Tennessee Stands, a political activist group based in Williamson County, filed a lawsuit against Williamson County Mayor Rogers Anderson on Monday, asking the court to rule the mayor’s mask mandate as void and unconstitutional and to restrain enforcement of the mandate.
“In light of the obvious issues and questions surrounding the constitutionality of these orders, Mayor Rogers Anderson still chose to execute a county-wide mask mandate,” a Tennessee Stands representative wrote on its Facebook page. “He has exceeded his authority as a county mayor extended to him by the people of Williamson County.”
The organization, led by Williamson County resident Gary Humble and others, also filed a lawsuit in August against Gov. Bill Lee concerning his executive orders, deeming his use of emergency powers as unconstitutional. The first lawsuit filed against the governor was dismissed by the court, but the organization also intervened in another similar lawsuit against the governor that is ongoing.
Additionally, Recall Williamson, a sister organization of Tennessee Stands run by many of the same people, filed a lawsuit against Williamson County Schools in September concerning the district’s on-campus mask requirement and amended it last month to include the Franklin Special School District.
History of county mask mandate
On July 3, Lee signed Executive Order 54, requiring county mayors to require cloth face coverings in public spaces where social distancing is not possible. He has continued to renew that order, and it now remains active through Dec. 29.
Per the governor’s order, Anderson declared a mask mandate in Williamson County effective from July 7 through Aug. 29. While the governor continued to allow county mayors to implement such a mandate, Anderson allowed the order to expire on Aug. 30 until he reinstated the mandate on Oct. 24, extending its effective date through Dec. 29.
Anderson said upon announcing the reinstatement that the issue of wearing masks has become “way too political,” in his opinion.

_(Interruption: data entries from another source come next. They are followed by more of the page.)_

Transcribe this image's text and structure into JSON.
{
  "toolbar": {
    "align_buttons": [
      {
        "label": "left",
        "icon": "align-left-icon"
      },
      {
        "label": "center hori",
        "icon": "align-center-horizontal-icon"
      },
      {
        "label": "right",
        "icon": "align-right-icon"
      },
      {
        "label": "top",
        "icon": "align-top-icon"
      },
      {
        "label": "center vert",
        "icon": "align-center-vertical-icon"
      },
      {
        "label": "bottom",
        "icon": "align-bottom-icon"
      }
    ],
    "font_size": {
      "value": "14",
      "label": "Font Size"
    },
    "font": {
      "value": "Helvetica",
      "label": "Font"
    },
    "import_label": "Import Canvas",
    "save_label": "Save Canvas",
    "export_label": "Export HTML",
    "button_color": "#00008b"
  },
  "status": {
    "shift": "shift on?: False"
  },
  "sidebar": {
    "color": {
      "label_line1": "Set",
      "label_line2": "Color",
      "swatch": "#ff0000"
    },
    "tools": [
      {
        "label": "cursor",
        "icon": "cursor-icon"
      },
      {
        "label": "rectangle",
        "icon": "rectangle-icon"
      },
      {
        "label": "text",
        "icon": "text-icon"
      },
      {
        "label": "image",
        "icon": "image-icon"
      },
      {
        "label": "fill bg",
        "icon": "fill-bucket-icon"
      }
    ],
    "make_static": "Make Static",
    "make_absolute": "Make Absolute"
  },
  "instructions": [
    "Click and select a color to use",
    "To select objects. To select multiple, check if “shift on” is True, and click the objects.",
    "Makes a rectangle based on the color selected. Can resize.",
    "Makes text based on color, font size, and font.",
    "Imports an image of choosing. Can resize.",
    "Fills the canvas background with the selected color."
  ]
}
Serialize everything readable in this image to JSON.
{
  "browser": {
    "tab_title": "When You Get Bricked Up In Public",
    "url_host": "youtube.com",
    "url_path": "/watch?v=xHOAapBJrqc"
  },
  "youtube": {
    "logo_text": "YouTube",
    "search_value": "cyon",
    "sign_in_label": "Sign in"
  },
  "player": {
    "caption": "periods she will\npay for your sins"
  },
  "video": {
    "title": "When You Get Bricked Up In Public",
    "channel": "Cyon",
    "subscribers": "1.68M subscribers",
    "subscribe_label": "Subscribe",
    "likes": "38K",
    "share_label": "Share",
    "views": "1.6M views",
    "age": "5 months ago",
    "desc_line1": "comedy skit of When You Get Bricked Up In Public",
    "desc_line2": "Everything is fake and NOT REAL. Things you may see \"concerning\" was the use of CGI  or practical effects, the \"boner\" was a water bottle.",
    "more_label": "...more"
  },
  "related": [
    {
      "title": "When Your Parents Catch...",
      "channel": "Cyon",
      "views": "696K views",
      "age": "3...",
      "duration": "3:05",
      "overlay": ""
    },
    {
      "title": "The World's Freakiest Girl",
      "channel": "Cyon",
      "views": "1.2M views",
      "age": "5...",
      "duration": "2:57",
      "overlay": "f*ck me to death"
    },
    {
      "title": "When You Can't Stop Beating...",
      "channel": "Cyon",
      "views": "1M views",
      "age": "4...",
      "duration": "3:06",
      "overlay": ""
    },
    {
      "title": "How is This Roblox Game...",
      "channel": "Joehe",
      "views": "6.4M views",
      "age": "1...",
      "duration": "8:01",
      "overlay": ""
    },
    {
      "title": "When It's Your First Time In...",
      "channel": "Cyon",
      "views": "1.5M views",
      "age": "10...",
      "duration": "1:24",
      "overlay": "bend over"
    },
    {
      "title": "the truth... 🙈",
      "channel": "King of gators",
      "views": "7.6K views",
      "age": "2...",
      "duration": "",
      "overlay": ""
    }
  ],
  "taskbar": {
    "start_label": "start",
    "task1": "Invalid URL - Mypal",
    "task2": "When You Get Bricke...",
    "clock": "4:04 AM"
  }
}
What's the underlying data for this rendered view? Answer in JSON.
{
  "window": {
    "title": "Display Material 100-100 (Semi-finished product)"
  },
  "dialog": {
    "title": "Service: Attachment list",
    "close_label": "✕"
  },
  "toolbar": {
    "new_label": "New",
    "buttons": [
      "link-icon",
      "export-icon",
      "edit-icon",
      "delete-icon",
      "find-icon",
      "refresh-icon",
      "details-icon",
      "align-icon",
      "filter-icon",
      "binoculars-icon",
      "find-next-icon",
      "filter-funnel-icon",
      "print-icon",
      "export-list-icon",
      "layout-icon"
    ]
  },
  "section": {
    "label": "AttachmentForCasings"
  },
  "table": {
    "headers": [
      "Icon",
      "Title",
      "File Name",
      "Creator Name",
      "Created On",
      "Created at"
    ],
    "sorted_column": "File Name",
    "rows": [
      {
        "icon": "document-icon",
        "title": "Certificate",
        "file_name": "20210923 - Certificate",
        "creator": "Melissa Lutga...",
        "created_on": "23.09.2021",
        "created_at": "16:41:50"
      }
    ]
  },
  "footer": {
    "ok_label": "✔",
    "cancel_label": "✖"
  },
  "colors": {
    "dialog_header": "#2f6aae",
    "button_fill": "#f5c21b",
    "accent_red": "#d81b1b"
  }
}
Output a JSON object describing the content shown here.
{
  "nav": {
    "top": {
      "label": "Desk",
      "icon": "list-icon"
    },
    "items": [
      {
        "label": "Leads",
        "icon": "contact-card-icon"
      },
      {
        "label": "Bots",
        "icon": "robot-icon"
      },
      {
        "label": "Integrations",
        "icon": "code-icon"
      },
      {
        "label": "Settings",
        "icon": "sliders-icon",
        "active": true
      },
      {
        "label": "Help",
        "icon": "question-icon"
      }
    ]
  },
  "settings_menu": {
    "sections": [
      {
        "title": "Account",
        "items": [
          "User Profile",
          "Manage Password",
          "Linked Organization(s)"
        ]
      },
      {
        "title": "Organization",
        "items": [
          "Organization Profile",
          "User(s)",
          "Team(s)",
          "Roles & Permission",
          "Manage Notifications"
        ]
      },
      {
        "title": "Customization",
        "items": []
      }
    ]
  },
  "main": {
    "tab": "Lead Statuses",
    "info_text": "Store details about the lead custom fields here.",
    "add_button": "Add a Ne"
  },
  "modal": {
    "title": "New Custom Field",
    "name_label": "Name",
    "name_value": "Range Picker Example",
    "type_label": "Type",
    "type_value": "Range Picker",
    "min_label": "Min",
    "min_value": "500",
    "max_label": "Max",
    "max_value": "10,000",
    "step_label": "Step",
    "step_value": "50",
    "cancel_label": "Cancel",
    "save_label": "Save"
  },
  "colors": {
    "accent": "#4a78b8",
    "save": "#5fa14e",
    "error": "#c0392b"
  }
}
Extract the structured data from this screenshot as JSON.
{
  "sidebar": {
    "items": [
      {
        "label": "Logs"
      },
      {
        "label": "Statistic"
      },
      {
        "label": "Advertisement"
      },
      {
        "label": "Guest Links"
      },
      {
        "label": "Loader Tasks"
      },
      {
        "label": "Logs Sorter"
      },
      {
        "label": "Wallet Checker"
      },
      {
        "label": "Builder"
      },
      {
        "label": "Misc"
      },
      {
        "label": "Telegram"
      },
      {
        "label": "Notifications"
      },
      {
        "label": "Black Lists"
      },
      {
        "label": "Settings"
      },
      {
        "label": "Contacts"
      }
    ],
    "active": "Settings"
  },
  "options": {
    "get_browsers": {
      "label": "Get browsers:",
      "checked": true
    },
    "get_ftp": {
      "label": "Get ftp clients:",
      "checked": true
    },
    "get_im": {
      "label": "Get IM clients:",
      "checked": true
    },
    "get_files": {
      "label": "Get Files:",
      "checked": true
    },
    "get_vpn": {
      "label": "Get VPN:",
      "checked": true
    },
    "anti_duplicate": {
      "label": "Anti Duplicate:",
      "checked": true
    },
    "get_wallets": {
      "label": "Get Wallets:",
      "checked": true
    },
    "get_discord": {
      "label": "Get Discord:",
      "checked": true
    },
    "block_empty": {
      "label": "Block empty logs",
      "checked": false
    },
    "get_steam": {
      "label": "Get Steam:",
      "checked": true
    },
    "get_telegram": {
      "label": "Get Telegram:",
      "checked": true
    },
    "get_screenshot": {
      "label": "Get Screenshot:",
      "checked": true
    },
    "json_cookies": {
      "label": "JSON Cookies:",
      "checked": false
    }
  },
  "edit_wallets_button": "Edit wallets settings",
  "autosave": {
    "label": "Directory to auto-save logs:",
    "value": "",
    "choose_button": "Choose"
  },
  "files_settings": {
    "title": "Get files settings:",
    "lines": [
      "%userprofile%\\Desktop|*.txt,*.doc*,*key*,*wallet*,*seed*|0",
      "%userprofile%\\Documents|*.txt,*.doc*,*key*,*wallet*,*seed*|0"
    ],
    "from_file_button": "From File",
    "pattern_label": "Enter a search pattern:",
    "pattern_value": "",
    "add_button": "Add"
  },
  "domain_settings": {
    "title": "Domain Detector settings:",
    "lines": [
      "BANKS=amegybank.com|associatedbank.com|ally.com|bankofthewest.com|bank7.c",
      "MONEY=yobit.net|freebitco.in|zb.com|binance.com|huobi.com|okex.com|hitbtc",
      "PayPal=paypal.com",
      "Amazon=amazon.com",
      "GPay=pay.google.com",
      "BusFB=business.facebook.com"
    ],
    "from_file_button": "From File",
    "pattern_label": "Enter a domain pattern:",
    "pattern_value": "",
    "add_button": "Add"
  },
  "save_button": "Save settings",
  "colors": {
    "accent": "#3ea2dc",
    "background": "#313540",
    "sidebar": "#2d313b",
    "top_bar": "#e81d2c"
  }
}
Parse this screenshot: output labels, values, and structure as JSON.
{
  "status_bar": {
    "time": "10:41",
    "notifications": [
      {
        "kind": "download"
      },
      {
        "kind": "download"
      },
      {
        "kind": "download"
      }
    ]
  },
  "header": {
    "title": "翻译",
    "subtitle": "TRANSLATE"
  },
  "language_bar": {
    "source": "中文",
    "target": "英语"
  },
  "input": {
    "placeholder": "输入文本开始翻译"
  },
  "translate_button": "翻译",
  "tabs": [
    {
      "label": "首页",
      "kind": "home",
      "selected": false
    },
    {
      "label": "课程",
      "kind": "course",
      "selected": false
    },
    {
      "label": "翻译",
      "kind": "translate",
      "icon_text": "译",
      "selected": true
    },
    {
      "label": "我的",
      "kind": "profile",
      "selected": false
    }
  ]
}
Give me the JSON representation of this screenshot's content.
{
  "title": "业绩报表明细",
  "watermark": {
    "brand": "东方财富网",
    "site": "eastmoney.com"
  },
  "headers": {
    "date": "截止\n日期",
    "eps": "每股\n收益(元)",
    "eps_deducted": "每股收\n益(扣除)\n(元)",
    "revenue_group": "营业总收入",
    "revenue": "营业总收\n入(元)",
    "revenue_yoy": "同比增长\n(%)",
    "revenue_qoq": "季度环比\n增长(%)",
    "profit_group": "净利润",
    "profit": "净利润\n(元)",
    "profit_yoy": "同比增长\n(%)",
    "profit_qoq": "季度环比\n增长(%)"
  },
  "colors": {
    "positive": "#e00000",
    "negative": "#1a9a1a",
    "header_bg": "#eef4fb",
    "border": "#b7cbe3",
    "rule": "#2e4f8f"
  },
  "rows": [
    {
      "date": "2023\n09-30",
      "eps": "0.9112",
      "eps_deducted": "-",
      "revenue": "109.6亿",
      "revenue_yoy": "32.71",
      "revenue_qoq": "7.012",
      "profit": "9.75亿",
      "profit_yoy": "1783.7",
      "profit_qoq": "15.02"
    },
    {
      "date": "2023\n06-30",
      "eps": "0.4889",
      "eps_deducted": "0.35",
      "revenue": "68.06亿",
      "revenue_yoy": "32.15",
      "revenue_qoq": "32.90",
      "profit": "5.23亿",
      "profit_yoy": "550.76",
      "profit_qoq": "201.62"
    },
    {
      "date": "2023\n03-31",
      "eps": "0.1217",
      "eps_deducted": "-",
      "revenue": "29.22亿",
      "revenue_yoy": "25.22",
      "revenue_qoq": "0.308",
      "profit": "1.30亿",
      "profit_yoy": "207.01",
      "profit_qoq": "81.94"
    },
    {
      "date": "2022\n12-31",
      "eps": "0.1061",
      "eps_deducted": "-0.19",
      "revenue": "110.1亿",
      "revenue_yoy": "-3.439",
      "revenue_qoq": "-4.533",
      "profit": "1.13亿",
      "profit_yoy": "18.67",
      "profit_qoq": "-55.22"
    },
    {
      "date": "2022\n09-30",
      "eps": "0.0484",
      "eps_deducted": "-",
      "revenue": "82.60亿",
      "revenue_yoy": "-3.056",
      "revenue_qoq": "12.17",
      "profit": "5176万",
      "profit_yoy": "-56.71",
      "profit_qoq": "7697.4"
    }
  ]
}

“No one likes the fact that it is necessary to reinstitute a mask mandate in our county. Unfortunately, the numbers can’t be ignored,” he said. “I appreciate the governor giving us the tools to address this issue without forcing a one-size-fits-all statewide order. I believe local government is best positioned to make these decisions, even when difficult. At the end of the day, I believe that this order is in the best interest of our community.”
Lawsuit targets delegation of power
Tennessee Stands takes issue with the delegated authority. On Nov. 2, the organization posted on social media asking for donations to file the lawsuit against Anderson. The $15,000 goal was funded in less than 24 hours.
In the complaint against the mayor filed at the Williamson County Chancery Court this week, the plaintiff (Tennessee Stands and its respective founders) quotes British author and theologian C. S. Lewis: “Of all tyrannies, a tyranny sincerely exercised for the good of its victims may be the most oppressive.” Lewis wrote this in the context of exploring the result of removing the objectives of justice and retribution when determining criminal punishment.
Tennessee Stands argues the mayor’s mandate is unconstitutional and should be considered void, and enforcement should be restrained. The complaint doesn’t so much attack the mayor as it does the governor, saying Lee does not have the power to grant county mayors authority because “the General Assembly did not grant to the governor the power, right or authority to further delegate to local public officials the broad powers conferred in (Tennessee Code Annotated Section 58-2-107).”
The section of TCA granting the governor emergency management power, including in cases of disease outbreaks and epidemics (per TCA 58-2-101), allows the governor to “assume direct operational control over all or any part of the emergency management functions within this state” and to “delegate emergency responsibilities to the officers and agencies of the state and of the political subdivisions thereof” as the governor deems necessary.
Tennessee Stands also claims the governor’s use of emergency powers is “in contravention” of the Constitution of the State of Tennessee, which in Section 2 of Article II outlines the separation of powers of the legislative, executive and judicial branches of state government.
The complaint then exhibits the stories of several Williamson County residents who believe they have suffered and continue to suffer “distinct, palpable and specialized injuries that are real and not speculative” — the owners of C. C. Styles salon and Ecco Salon in Franklin who believe they have suffered economic loss due to the mask mandate, the owner of Concordia Arts Academy in Thompson’s Station who believes she has experienced a “significant decline” in clientele due to the mandate and a resident who was asked to leave Planet Fitness due to the fact that he wasn’t wearing a mask and has “been unable to exercise his (paid-for) privileges for fear of criminal arrest and prosecution.”
The mayor’s office has not yet filed a response to the suit.
For more information on Tennessee Stands, visit TennesseeStands.org.